[Information supplied — start]
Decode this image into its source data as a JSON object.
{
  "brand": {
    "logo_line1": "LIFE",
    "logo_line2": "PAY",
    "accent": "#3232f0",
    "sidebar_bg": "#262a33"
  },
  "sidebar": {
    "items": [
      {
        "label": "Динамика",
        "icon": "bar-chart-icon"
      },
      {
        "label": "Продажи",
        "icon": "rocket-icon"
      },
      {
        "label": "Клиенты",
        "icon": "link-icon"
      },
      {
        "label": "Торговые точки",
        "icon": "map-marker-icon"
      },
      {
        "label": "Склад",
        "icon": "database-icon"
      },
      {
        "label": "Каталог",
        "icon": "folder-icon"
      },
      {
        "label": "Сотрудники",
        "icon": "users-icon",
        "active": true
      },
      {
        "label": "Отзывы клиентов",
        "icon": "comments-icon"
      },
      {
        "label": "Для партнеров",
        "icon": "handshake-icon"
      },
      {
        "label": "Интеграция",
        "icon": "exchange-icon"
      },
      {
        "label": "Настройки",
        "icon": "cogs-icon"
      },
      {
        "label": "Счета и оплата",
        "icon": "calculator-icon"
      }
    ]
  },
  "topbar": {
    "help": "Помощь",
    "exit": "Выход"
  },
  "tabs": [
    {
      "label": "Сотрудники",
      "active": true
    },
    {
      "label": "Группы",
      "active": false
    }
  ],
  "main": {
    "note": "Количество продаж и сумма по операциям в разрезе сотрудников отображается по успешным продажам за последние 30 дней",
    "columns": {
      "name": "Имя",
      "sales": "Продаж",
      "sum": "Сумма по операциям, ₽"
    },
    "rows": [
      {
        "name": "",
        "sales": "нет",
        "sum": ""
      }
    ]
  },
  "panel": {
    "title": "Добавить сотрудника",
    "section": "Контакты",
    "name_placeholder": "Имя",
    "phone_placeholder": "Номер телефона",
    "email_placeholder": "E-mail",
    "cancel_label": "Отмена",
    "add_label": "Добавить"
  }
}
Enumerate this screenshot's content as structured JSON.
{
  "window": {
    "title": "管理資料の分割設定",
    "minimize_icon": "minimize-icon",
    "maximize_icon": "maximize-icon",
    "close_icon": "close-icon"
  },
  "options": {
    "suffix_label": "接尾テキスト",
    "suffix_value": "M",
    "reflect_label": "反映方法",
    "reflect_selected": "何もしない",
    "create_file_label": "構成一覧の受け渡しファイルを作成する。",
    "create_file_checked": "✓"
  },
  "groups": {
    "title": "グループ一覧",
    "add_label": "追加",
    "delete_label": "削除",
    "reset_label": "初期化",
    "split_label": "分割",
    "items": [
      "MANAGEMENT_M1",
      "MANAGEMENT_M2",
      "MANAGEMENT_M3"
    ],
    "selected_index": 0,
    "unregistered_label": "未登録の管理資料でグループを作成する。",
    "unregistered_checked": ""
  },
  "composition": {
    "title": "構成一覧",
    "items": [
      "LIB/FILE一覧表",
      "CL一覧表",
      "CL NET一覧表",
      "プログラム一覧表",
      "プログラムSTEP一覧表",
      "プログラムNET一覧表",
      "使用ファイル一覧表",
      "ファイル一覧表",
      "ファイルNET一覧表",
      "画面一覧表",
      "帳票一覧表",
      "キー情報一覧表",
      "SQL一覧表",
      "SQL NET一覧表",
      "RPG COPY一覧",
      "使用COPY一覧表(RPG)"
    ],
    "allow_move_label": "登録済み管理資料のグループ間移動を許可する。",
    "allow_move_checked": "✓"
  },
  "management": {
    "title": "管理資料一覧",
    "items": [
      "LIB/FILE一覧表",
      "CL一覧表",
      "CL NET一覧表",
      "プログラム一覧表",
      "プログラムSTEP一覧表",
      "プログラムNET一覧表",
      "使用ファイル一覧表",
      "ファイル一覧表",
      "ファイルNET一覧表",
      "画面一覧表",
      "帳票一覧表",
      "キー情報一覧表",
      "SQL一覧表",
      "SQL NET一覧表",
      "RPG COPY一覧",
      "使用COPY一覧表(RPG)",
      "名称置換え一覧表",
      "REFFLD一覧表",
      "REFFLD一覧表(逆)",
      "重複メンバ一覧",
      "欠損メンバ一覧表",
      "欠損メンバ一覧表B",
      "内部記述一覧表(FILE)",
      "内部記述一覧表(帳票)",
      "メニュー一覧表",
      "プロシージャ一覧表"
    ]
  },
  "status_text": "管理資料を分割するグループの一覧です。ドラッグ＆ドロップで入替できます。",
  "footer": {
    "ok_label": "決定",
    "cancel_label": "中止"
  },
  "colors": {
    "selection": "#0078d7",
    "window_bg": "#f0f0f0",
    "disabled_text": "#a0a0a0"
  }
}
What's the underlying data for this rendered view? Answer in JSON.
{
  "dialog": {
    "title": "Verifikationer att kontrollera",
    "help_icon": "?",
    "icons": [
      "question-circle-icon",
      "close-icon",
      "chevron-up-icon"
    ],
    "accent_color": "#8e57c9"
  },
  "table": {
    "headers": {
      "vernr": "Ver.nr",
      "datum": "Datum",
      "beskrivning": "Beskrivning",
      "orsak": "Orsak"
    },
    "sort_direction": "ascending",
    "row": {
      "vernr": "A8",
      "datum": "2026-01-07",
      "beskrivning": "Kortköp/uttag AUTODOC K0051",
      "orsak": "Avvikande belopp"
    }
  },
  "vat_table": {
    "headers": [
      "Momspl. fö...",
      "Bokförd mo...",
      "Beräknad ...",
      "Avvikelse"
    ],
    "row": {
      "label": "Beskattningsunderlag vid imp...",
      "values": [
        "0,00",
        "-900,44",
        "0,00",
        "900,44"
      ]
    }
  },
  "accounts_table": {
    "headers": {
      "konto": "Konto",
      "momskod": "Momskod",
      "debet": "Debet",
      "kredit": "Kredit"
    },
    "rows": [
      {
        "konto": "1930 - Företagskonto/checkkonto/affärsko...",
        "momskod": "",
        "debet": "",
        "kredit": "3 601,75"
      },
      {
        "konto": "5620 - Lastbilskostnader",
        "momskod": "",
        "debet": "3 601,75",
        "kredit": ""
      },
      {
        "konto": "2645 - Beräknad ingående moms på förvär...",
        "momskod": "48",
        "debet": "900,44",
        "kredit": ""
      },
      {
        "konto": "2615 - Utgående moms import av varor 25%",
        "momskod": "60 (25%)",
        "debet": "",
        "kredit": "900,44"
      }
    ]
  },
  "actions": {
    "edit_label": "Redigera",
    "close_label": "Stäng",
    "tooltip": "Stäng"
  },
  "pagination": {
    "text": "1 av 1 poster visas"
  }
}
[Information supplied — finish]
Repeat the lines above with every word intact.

→ **Answer area**
Decode this image into its source data as a JSON object.
{
  "brand": {
    "logo_line1": "LIFE",
    "logo_line2": "PAY",
    "accent": "#3232f0",
    "sidebar_bg": "#262a33"
  },
  "sidebar": {
    "items": [
      {
        "label": "Динамика",
        "icon": "bar-chart-icon"
      },
      {
        "label": "Продажи",
        "icon": "rocket-icon"
      },
      {
        "label": "Клиенты",
        "icon": "link-icon"
      },
      {
        "label": "Торговые точки",
        "icon": "map-marker-icon"
      },
      {
        "label": "Склад",
        "icon": "database-icon"
      },
      {
        "label": "Каталог",
        "icon": "folder-icon"
      },
      {
        "label": "Сотрудники",
        "icon": "users-icon",
        "active": true
      },
      {
        "label": "Отзывы клиентов",
        "icon": "comments-icon"
      },
      {
        "label": "Для партнеров",
        "icon": "handshake-icon"
      },
      {
        "label": "Интеграция",
        "icon": "exchange-icon"
      },
      {
        "label": "Настройки",
        "icon": "cogs-icon"
      },
      {
        "label": "Счета и оплата",
        "icon": "calculator-icon"
      }
    ]
  },
  "topbar": {
    "help": "Помощь",
    "exit": "Выход"
  },
  "tabs": [
    {
      "label": "Сотрудники",
      "active": true
    },
    {
      "label": "Группы",
      "active": false
    }
  ],
  "main": {
    "note": "Количество продаж и сумма по операциям в разрезе сотрудников отображается по успешным продажам за последние 30 дней",
    "columns": {
      "name": "Имя",
      "sales": "Продаж",
      "sum": "Сумма по операциям, ₽"
    },
    "rows": [
      {
        "name": "",
        "sales": "нет",
        "sum": ""
      }
    ]
  },
  "panel": {
    "title": "Добавить сотрудника",
    "section": "Контакты",
    "name_placeholder": "Имя",
    "phone_placeholder": "Номер телефона",
    "email_placeholder": "E-mail",
    "cancel_label": "Отмена",
    "add_label": "Добавить"
  }
}
Enumerate this screenshot's content as structured JSON.
{
  "window": {
    "title": "管理資料の分割設定",
    "minimize_icon": "minimize-icon",
    "maximize_icon": "maximize-icon",
    "close_icon": "close-icon"
  },
  "options": {
    "suffix_label": "接尾テキスト",
    "suffix_value": "M",
    "reflect_label": "反映方法",
    "reflect_selected": "何もしない",
    "create_file_label": "構成一覧の受け渡しファイルを作成する。",
    "create_file_checked": "✓"
  },
  "groups": {
    "title": "グループ一覧",
    "add_label": "追加",
    "delete_label": "削除",
    "reset_label": "初期化",
    "split_label": "分割",
    "items": [
      "MANAGEMENT_M1",
      "MANAGEMENT_M2",
      "MANAGEMENT_M3"
    ],
    "selected_index": 0,
    "unregistered_label": "未登録の管理資料でグループを作成する。",
    "unregistered_checked": ""
  },
  "composition": {
    "title": "構成一覧",
    "items": [
      "LIB/FILE一覧表",
      "CL一覧表",
      "CL NET一覧表",
      "プログラム一覧表",
      "プログラムSTEP一覧表",
      "プログラムNET一覧表",
      "使用ファイル一覧表",
      "ファイル一覧表",
      "ファイルNET一覧表",
      "画面一覧表",
      "帳票一覧表",
      "キー情報一覧表",
      "SQL一覧表",
      "SQL NET一覧表",
      "RPG COPY一覧",
      "使用COPY一覧表(RPG)"
    ],
    "allow_move_label": "登録済み管理資料のグループ間移動を許可する。",
    "allow_move_checked": "✓"
  },
  "management": {
    "title": "管理資料一覧",
    "items": [
      "LIB/FILE一覧表",
      "CL一覧表",
      "CL NET一覧表",
      "プログラム一覧表",
      "プログラムSTEP一覧表",
      "プログラムNET一覧表",
      "使用ファイル一覧表",
      "ファイル一覧表",
      "ファイルNET一覧表",
      "画面一覧表",
      "帳票一覧表",
      "キー情報一覧表",
      "SQL一覧表",
      "SQL NET一覧表",
      "RPG COPY一覧",
      "使用COPY一覧表(RPG)",
      "名称置換え一覧表",
      "REFFLD一覧表",
      "REFFLD一覧表(逆)",
      "重複メンバ一覧",
      "欠損メンバ一覧表",
      "欠損メンバ一覧表B",
      "内部記述一覧表(FILE)",
      "内部記述一覧表(帳票)",
      "メニュー一覧表",
      "プロシージャ一覧表"
    ]
  },
  "status_text": "管理資料を分割するグループの一覧です。ドラッグ＆ドロップで入替できます。",
  "footer": {
    "ok_label": "決定",
    "cancel_label": "中止"
  },
  "colors": {
    "selection": "#0078d7",
    "window_bg": "#f0f0f0",
    "disabled_text": "#a0a0a0"
  }
}
What's the underlying data for this rendered view? Answer in JSON.
{
  "dialog": {
    "title": "Verifikationer att kontrollera",
    "help_icon": "?",
    "icons": [
      "question-circle-icon",
      "close-icon",
      "chevron-up-icon"
    ],
    "accent_color": "#8e57c9"
  },
  "table": {
    "headers": {
      "vernr": "Ver.nr",
      "datum": "Datum",
      "beskrivning": "Beskrivning",
      "orsak": "Orsak"
    },
    "sort_direction": "ascending",
    "row": {
      "vernr": "A8",
      "datum": "2026-01-07",
      "beskrivning": "Kortköp/uttag AUTODOC K0051",
      "orsak": "Avvikande belopp"
    }
  },
  "vat_table": {
    "headers": [
      "Momspl. fö...",
      "Bokförd mo...",
      "Beräknad ...",
      "Avvikelse"
    ],
    "row": {
      "label": "Beskattningsunderlag vid imp...",
      "values": [
        "0,00",
        "-900,44",
        "0,00",
        "900,44"
      ]
    }
  },
  "accounts_table": {
    "headers": {
      "konto": "Konto",
      "momskod": "Momskod",
      "debet": "Debet",
      "kredit": "Kredit"
    },
    "rows": [
      {
        "konto": "1930 - Företagskonto/checkkonto/affärsko...",
        "momskod": "",
        "debet": "",
        "kredit": "3 601,75"
      },
      {
        "konto": "5620 - Lastbilskostnader",
        "momskod": "",
        "debet": "3 601,75",
        "kredit": ""
      },
      {
        "konto": "2645 - Beräknad ingående moms på förvär...",
        "momskod": "48",
        "debet": "900,44",
        "kredit": ""
      },
      {
        "konto": "2615 - Utgående moms import av varor 25%",
        "momskod": "60 (25%)",
        "debet": "",
        "kredit": "900,44"
      }
    ]
  },
  "actions": {
    "edit_label": "Redigera",
    "close_label": "Stäng",
    "tooltip": "Stäng"
  },
  "pagination": {
    "text": "1 av 1 poster visas"
  }
}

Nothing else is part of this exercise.